Diagnostic Tests for Ovarian Failure: Identifying the Underlying Causes
Ovarian failure, a leading contributor to infertility, often surfaces during visits to fertility clinics, prompting the need for precise diagnostic evaluations.
1. Understanding Early Ovarian Failure DiagnosisAccurate early ovarian failure diagnosis hinges on the following criteria:
- Age under 40.
- Elevated FSH concentration exceeding > 30-40 IU/L (threshold varies per laboratory).
- Irregular menstrual cycles accompanied by reduced fertility signs. This includes an FSH measurement on the third day of the menstrual cycle > 10-15 IU/L and concurrent serum estradiol levels ≥ 80pg/L.
2. Crucial Tests for Premature Ovarian FailureTo diagnose premature ovarian failure, essential tests involve measuring FSH and estradiol levels on the third day of the menstrual cycle.
2.1 FSH Level TestingFSH, released by the anterior pituitary gland, drives oocyte development in women during the monthly menstrual cycle. In individuals under 40, an FSH level surpassing > 30-40 IU/L on the third day of the menstrual cycle signifies premature ovarian failure.

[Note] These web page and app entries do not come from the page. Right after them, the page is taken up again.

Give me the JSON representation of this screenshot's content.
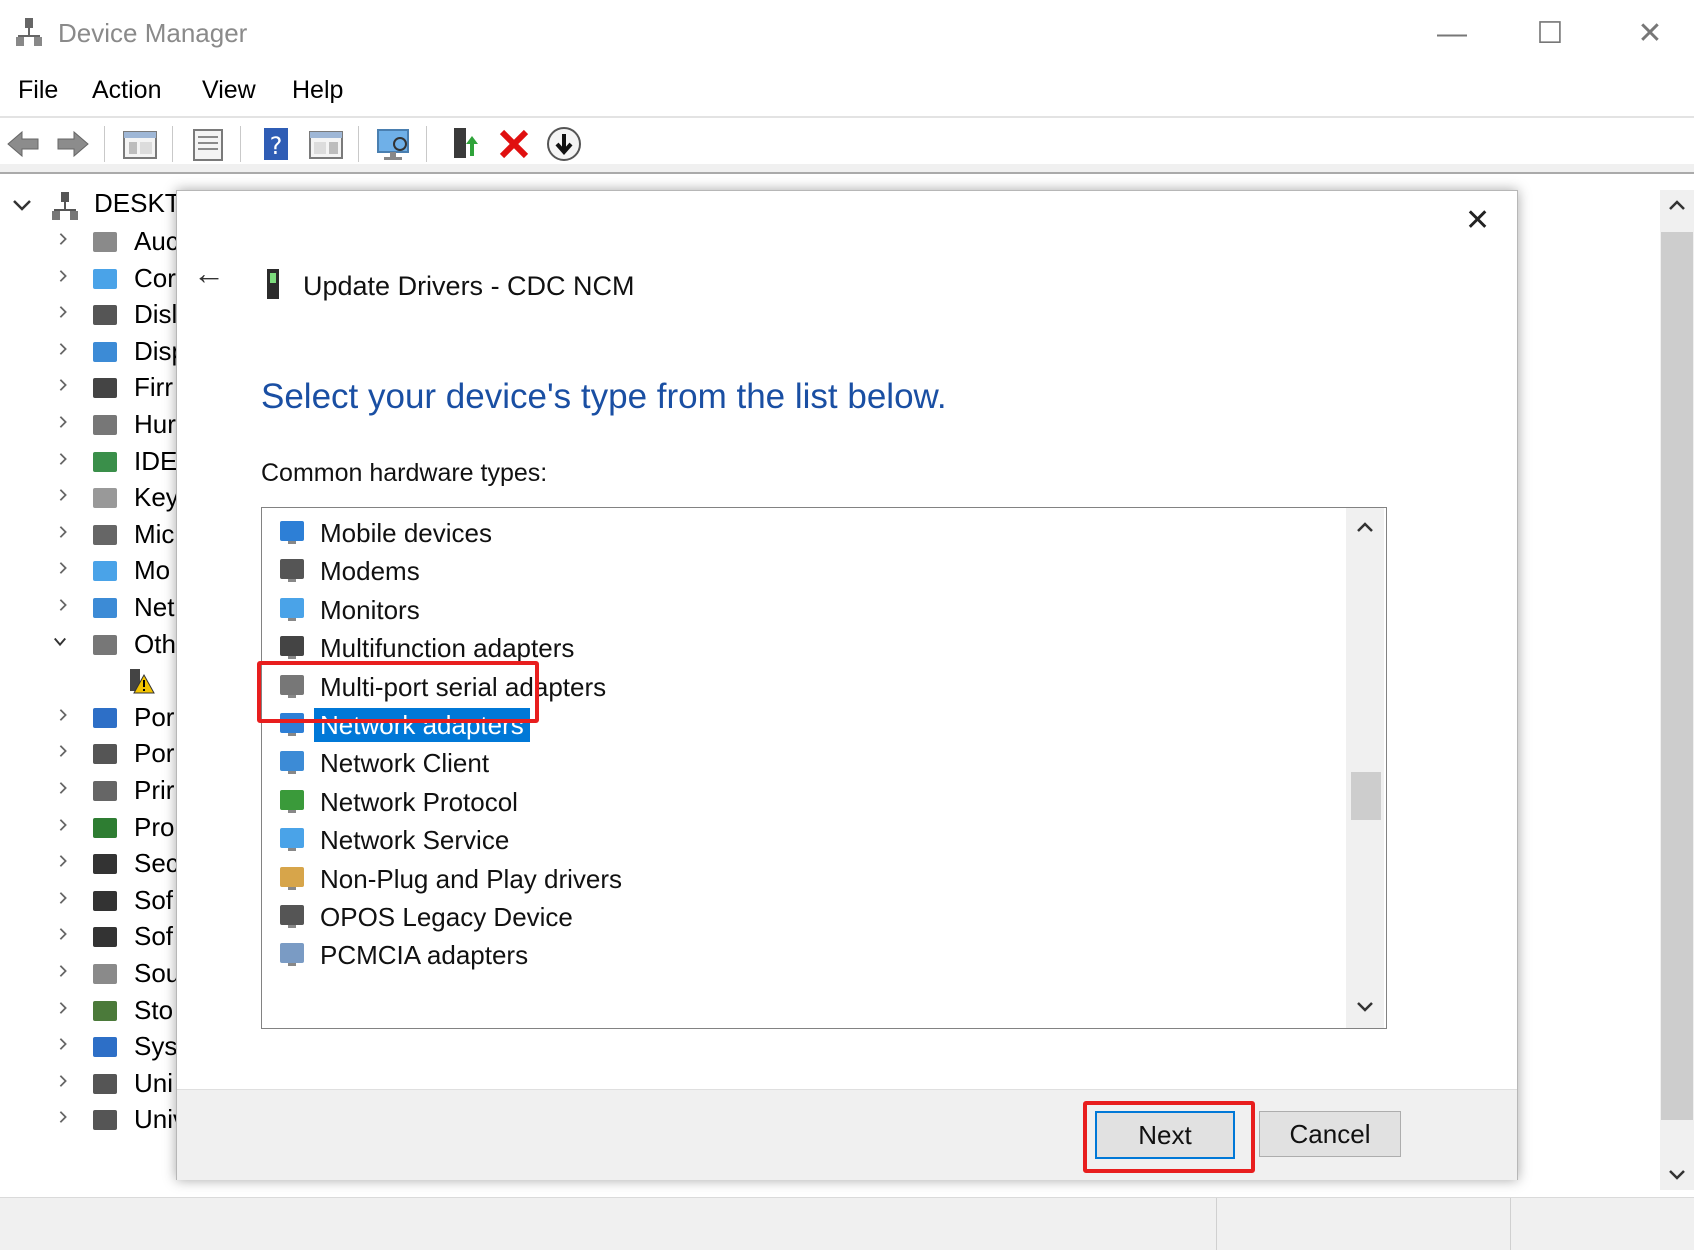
{
  "window": {
    "title": "Device Manager",
    "controls": {
      "minimize": "—",
      "maximize": "☐",
      "close": "✕"
    }
  },
  "menu": [
    "File",
    "Action",
    "View",
    "Help"
  ],
  "tree": {
    "root": "DESKTC",
    "items": [
      "Auc",
      "Cor",
      "Disl",
      "Disp",
      "Firr",
      "Hur",
      "IDE",
      "Key",
      "Mic",
      "Mo",
      "Net",
      "Oth",
      "",
      "Por",
      "Por",
      "Prir",
      "Pro",
      "Sec",
      "Sof",
      "Sof",
      "Sou",
      "Sto",
      "Sys",
      "Uni",
      "Universal Serial Bus devices"
    ]
  },
  "dialog": {
    "title": "Update Drivers - CDC NCM",
    "close": "✕",
    "back": "←",
    "heading": "Select your device's type from the list below.",
    "subheading": "Common hardware types:",
    "list": [
      "Mobile devices",
      "Modems",
      "Monitors",
      "Multifunction adapters",
      "Multi-port serial adapters",
      "Network adapters",
      "Network Client",
      "Network Protocol",
      "Network Service",
      "Non-Plug and Play drivers",
      "OPOS Legacy Device",
      "PCMCIA adapters"
    ],
    "selected": "Network adapters",
    "next_label": "Next",
    "cancel_label": "Cancel"
  },
  "colors": {
    "accent": "#0078d7",
    "heading": "#1a4fa3",
    "highlight": "#e81e1e"
  }
}
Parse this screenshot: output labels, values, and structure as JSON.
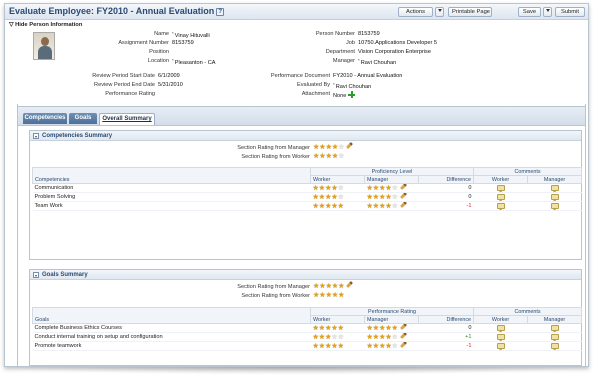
{
  "header": {
    "title": "Evaluate Employee: FY2010 - Annual Evaluation",
    "help_icon": "?",
    "buttons": {
      "actions": "Actions",
      "printable": "Printable Page",
      "save": "Save",
      "submit": "Submit"
    }
  },
  "person": {
    "toggle": "Hide Person Information",
    "left": {
      "name_label": "Name",
      "name_value": "Vinay Hituvalli",
      "assignment_label": "Assignment Number",
      "assignment_value": "8153759",
      "position_label": "Position",
      "position_value": "",
      "location_label": "Location",
      "location_value": "Pleasanton - CA"
    },
    "right": {
      "person_number_label": "Person Number",
      "person_number_value": "8153759",
      "job_label": "Job",
      "job_value": "10750.Applications Developer 5",
      "department_label": "Department",
      "department_value": "Vision Corporation Enterprise",
      "manager_label": "Manager",
      "manager_value": "Ravi Chouhan"
    },
    "review": {
      "start_label": "Review Period Start Date",
      "start_value": "6/1/2009",
      "end_label": "Review Period End Date",
      "end_value": "5/31/2010",
      "rating_label": "Performance Rating",
      "rating_value": "",
      "doc_label": "Performance Document",
      "doc_value": "FY2010 - Annual Evaluation",
      "evaluated_label": "Evaluated By",
      "evaluated_value": "Ravi Chouhan",
      "attachment_label": "Attachment",
      "attachment_value": "None"
    }
  },
  "tabs": [
    {
      "label": "Competencies",
      "active": false
    },
    {
      "label": "Goals",
      "active": false
    },
    {
      "label": "Overall Summary",
      "active": true
    }
  ],
  "competencies": {
    "title": "Competencies Summary",
    "manager_rating_label": "Section Rating from Manager",
    "manager_rating": 4,
    "worker_rating_label": "Section Rating from Worker",
    "worker_rating": 4,
    "group_header": "Proficiency Level",
    "comments_header": "Comments",
    "columns": {
      "name": "Competencies",
      "worker": "Worker",
      "manager": "Manager",
      "difference": "Difference",
      "c_worker": "Worker",
      "c_manager": "Manager"
    },
    "rows": [
      {
        "name": "Communication",
        "worker": 4,
        "manager": 4,
        "difference": "0"
      },
      {
        "name": "Problem Solving",
        "worker": 4,
        "manager": 4,
        "difference": "0"
      },
      {
        "name": "Team Work",
        "worker": 5,
        "manager": 4,
        "difference": "-1"
      }
    ]
  },
  "goals": {
    "title": "Goals Summary",
    "manager_rating_label": "Section Rating from Manager",
    "manager_rating": 5,
    "worker_rating_label": "Section Rating from Worker",
    "worker_rating": 5,
    "group_header": "Performance Rating",
    "comments_header": "Comments",
    "columns": {
      "name": "Goals",
      "worker": "Worker",
      "manager": "Manager",
      "difference": "Difference",
      "c_worker": "Worker",
      "c_manager": "Manager"
    },
    "rows": [
      {
        "name": "Complete Business Ethics Courses",
        "worker": 5,
        "manager": 5,
        "difference": "0"
      },
      {
        "name": "Conduct internal training on setup and configuration",
        "worker": 3,
        "manager": 4,
        "difference": "+1"
      },
      {
        "name": "Promote teamwork",
        "worker": 5,
        "manager": 4,
        "difference": "-1"
      }
    ]
  },
  "colors": {
    "title": "#2a4a73",
    "star": "#e6a218",
    "negative": "#d21f1f",
    "positive": "#2f8a2f"
  }
}
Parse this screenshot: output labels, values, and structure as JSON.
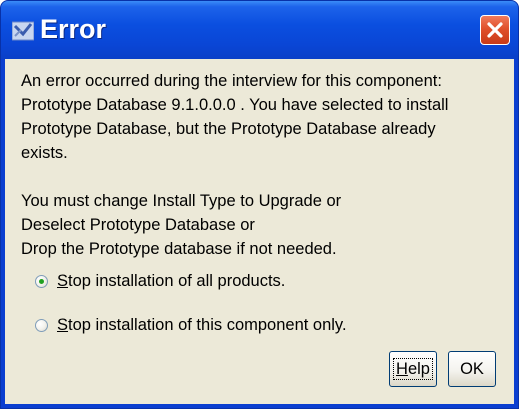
{
  "window": {
    "title": "Error",
    "title_icon": "java-app-icon",
    "close_icon": "close-icon"
  },
  "message": {
    "lines": [
      "An error occurred during the interview for this component:",
      "Prototype Database 9.1.0.0.0 . You have selected to install",
      "Prototype Database, but the Prototype Database already",
      "exists.",
      "",
      "You must change Install Type to Upgrade or",
      "Deselect Prototype Database or",
      "Drop the Prototype database if not needed."
    ]
  },
  "options": [
    {
      "mnemonic": "S",
      "label_rest": "top installation of all products.",
      "selected": true
    },
    {
      "mnemonic": "S",
      "label_rest": "top installation of this component only.",
      "selected": false
    }
  ],
  "buttons": {
    "help": {
      "mnemonic": "H",
      "label_rest": "elp"
    },
    "ok": {
      "label": "OK"
    }
  },
  "colors": {
    "titlebar": "#0a46d6",
    "client_background": "#ece9d8",
    "close_button": "#e0502c",
    "radio_dot": "#21a121"
  }
}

Elevated FSH is indicative of ovarian non-responsiveness to gonadotropic hormones, which typically emerges during perimenopause and post-menopausal phases. For individuals under 40 with FSH exceeding 30-40 IU/L, this signals premature ovarian failure.
2.2 Estradiol TestingEstradiol, a variant of estrogen produced by the ovaries, breasts, and adrenal glands, plays a role in follicular growth. FSH stimulates immature follicles, prompting the release of estradiol from the oocyte. Estradiol then prompts the hypothalamus and pituitary gland to increase GnRH and LH hormone release, promoting ovulation.
Premature ovarian failure curtails FSH-stimulated follicular development, leading to suppressed estradiol release. Thus, individuals with this condition exhibit lower-than-normal estradiol levels.
2.3 Chromosomal TestingIn some instances, chromosomal testing might be recommended to identify the root cause of premature ovarian failure. This is particularly relevant for cases where premature ovarian failure results from conditions like having only one X chromosome or other chromosomal abnormalities.
Conclusively, early ovarian failure diagnosis revolves around FSH and estradiol hormone testing. Elevated FSH levels (> 30 IU/L) alongside decreased estradiol levels and irregular menstruation patterns stand as indicative factors. Chromosomal testing might be pursued to uncover underlying causative factors.